PROBLEM STATEMENT. Filter the entries down to the lines holding "your", then copy those lines.

RECORDS PROVIDED.
★ ★ ★ ★ ★ ★ ★

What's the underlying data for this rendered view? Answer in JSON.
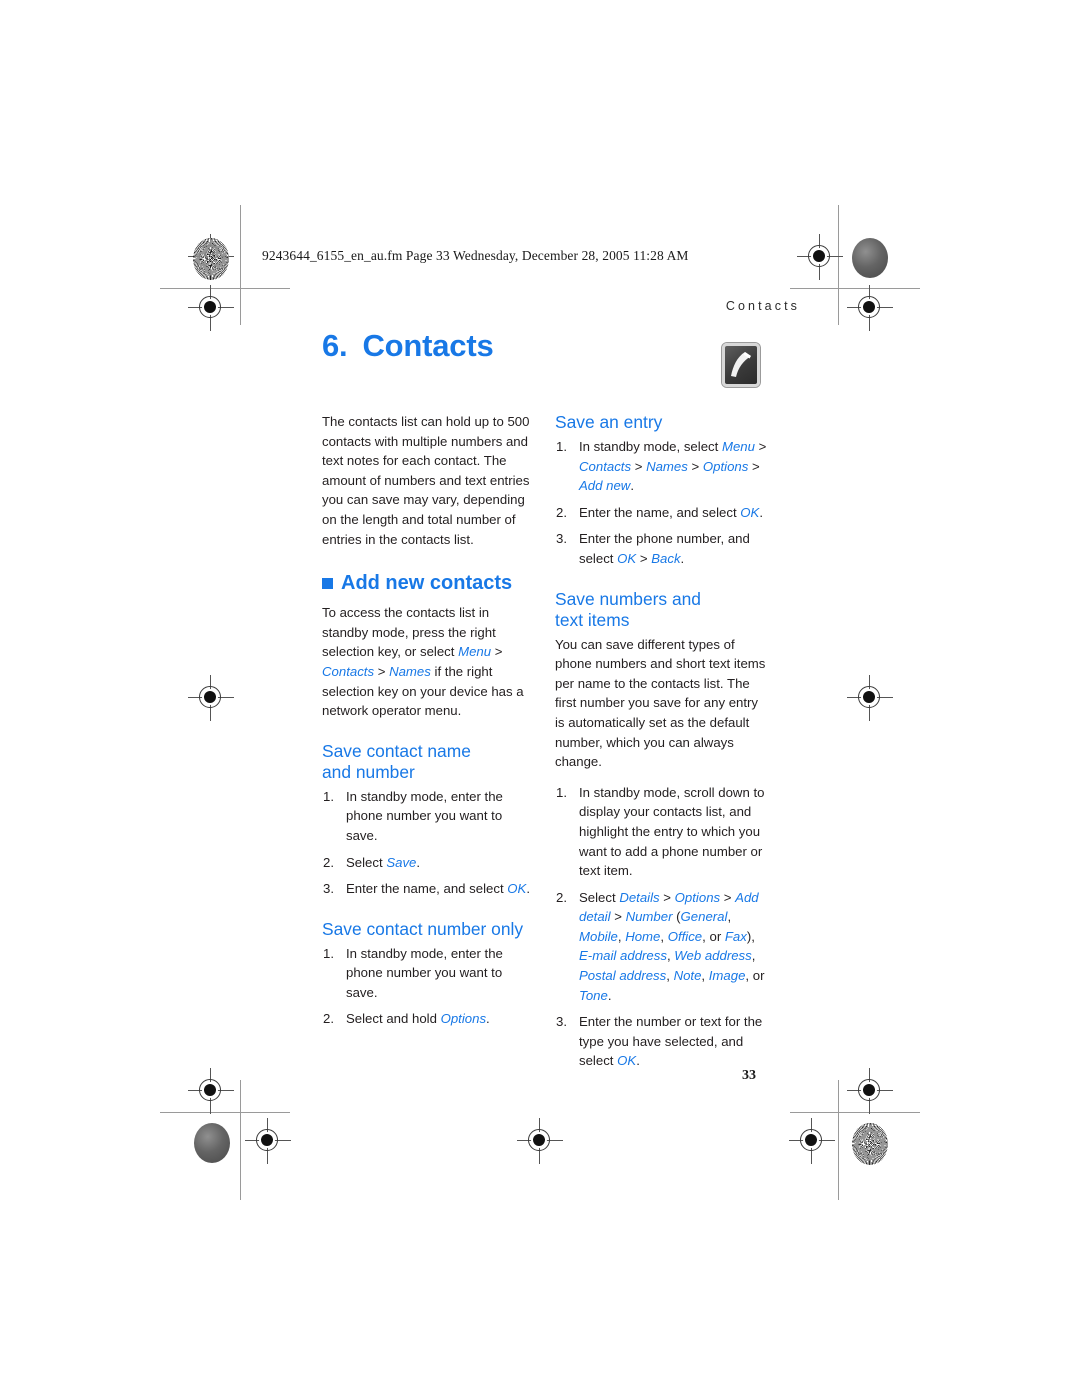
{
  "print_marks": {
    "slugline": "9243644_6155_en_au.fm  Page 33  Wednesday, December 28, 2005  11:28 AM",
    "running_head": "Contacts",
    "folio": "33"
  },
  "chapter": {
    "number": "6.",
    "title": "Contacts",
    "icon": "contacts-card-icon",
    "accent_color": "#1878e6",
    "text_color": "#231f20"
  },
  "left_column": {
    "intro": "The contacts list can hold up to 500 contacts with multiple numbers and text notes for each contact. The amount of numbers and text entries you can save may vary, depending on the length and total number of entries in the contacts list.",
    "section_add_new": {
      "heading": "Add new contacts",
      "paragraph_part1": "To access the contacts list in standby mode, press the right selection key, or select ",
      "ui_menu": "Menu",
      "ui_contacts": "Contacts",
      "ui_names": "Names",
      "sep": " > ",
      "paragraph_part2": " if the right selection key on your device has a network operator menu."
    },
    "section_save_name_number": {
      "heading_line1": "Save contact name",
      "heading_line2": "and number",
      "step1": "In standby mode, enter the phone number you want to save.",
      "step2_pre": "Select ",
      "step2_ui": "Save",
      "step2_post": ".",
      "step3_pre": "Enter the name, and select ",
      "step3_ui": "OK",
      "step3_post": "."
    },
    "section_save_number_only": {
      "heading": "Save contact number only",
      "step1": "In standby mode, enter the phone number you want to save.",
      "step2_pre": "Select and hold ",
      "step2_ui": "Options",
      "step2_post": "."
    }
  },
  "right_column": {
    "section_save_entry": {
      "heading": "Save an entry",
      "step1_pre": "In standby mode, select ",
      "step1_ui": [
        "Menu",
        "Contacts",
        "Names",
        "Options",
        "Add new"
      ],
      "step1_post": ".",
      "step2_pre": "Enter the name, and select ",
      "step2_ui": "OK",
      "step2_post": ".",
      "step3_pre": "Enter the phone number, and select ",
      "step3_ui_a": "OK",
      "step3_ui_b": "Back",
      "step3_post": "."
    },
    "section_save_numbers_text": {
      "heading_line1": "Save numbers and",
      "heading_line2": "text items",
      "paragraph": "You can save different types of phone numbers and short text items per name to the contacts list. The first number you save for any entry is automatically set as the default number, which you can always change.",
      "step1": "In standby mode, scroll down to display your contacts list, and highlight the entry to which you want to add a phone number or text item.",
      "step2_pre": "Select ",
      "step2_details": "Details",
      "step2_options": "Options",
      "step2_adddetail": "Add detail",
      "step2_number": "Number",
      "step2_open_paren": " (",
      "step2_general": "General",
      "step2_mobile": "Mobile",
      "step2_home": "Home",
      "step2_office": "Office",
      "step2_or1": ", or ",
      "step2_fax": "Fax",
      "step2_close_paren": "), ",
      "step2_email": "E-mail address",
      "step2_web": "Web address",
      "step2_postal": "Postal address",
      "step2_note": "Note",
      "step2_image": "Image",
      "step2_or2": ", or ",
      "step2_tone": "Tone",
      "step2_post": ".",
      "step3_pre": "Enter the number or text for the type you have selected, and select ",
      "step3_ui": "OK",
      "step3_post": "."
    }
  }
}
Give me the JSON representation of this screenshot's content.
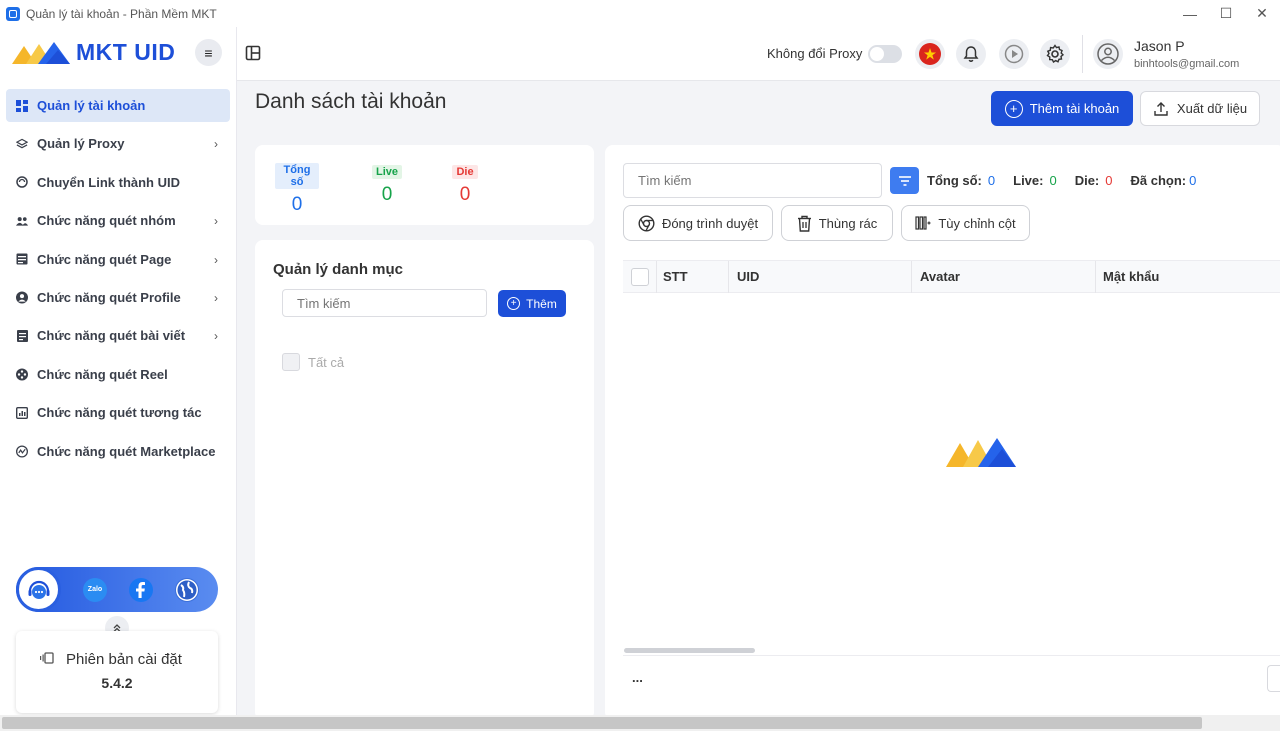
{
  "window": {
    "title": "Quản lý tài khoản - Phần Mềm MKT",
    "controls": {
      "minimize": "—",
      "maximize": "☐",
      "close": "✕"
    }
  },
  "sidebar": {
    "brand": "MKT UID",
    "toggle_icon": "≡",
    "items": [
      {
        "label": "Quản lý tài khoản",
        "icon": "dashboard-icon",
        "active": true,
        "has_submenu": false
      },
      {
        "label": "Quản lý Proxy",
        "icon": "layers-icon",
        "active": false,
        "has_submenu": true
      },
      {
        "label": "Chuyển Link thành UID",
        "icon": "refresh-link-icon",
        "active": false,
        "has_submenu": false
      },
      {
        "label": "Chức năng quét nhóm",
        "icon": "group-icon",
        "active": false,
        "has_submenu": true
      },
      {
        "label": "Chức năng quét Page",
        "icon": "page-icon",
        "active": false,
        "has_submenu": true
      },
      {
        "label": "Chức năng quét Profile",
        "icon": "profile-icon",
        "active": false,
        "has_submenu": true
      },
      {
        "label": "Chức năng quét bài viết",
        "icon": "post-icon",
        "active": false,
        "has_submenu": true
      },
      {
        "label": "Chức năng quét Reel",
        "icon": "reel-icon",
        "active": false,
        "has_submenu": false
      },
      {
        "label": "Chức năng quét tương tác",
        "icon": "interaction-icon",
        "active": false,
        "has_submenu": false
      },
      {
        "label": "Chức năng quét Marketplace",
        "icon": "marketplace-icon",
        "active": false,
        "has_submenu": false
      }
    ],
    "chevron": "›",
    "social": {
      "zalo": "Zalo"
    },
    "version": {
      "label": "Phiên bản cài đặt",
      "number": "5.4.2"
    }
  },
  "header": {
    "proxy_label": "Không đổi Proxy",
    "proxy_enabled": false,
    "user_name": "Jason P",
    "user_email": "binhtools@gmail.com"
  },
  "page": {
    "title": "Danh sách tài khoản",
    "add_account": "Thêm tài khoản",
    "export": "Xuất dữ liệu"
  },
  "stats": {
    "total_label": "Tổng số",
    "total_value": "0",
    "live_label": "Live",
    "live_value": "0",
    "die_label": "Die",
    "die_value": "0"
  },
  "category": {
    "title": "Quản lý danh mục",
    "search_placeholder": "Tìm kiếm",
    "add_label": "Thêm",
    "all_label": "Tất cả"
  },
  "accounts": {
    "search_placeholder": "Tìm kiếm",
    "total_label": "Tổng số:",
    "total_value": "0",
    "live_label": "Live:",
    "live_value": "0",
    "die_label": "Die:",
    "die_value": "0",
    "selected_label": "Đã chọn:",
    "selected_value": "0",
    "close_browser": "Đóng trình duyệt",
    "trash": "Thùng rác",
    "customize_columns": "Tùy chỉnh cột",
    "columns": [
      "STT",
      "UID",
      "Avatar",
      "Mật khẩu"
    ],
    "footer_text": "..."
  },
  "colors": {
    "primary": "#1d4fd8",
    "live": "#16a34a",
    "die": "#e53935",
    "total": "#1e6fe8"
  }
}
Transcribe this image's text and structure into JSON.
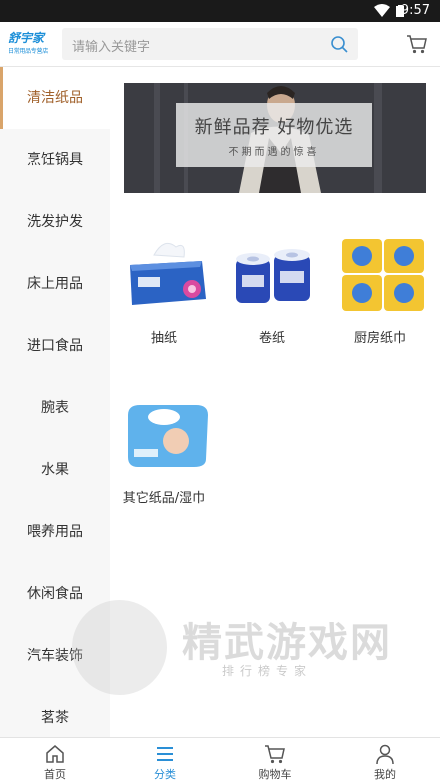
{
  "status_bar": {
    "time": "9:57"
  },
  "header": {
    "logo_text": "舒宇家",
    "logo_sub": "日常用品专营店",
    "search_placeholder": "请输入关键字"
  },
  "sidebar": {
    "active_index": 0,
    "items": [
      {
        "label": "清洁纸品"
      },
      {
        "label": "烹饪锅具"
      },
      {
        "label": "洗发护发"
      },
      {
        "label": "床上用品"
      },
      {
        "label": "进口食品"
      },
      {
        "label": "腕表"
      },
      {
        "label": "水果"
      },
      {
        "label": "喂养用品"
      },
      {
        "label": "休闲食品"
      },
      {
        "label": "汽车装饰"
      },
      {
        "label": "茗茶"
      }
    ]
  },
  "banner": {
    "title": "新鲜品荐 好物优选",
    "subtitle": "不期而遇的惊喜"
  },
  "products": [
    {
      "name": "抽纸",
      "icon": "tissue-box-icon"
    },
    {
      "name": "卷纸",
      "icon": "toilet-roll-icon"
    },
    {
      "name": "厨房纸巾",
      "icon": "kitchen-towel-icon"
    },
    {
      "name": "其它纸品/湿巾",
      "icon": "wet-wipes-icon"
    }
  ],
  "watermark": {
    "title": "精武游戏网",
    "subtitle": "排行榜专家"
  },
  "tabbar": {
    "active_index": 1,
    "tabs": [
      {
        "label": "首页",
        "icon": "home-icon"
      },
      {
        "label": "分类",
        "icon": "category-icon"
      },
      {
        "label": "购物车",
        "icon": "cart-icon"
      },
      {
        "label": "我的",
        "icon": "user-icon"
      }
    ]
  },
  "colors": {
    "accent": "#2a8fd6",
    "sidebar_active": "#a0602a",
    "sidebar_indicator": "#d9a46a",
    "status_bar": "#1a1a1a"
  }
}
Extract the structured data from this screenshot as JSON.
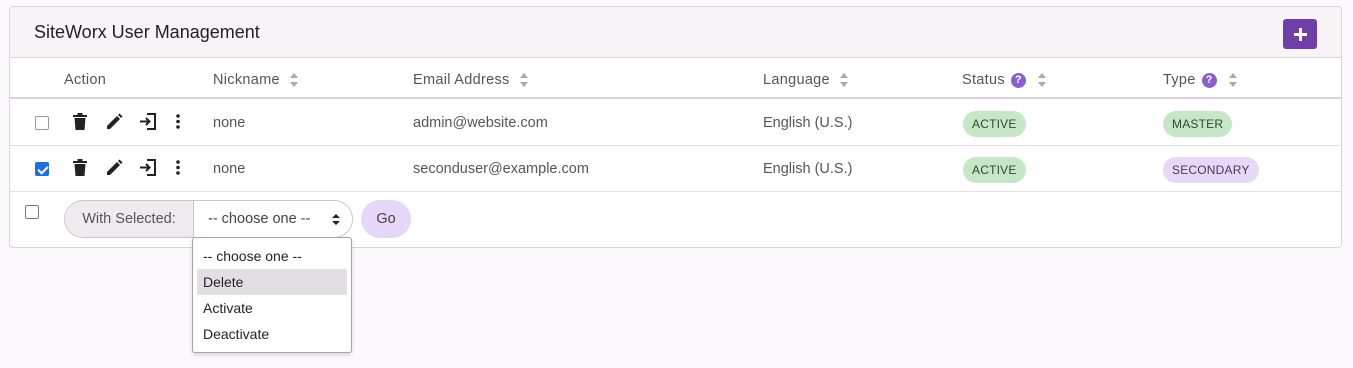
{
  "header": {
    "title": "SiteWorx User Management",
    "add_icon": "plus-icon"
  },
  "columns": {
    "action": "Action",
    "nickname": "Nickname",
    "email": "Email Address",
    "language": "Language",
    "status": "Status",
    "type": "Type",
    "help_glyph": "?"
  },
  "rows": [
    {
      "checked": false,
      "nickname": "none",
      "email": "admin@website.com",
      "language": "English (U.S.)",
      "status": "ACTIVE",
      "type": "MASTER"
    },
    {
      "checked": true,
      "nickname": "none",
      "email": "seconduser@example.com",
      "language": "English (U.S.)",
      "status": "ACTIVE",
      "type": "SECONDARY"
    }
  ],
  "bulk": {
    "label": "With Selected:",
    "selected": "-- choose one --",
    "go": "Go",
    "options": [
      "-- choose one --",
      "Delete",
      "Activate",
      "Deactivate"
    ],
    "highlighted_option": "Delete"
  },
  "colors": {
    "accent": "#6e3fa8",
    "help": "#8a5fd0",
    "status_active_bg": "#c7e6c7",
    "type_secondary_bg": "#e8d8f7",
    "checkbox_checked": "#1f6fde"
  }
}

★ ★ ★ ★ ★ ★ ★

EXERCISE ANSWER.
      "paragraph_part2": " if the right selection key on your device has a network operator menu."
      "step1": "In standby mode, scroll down to display your contacts list, and highlight the entry to which you want to add a phone number or text item.",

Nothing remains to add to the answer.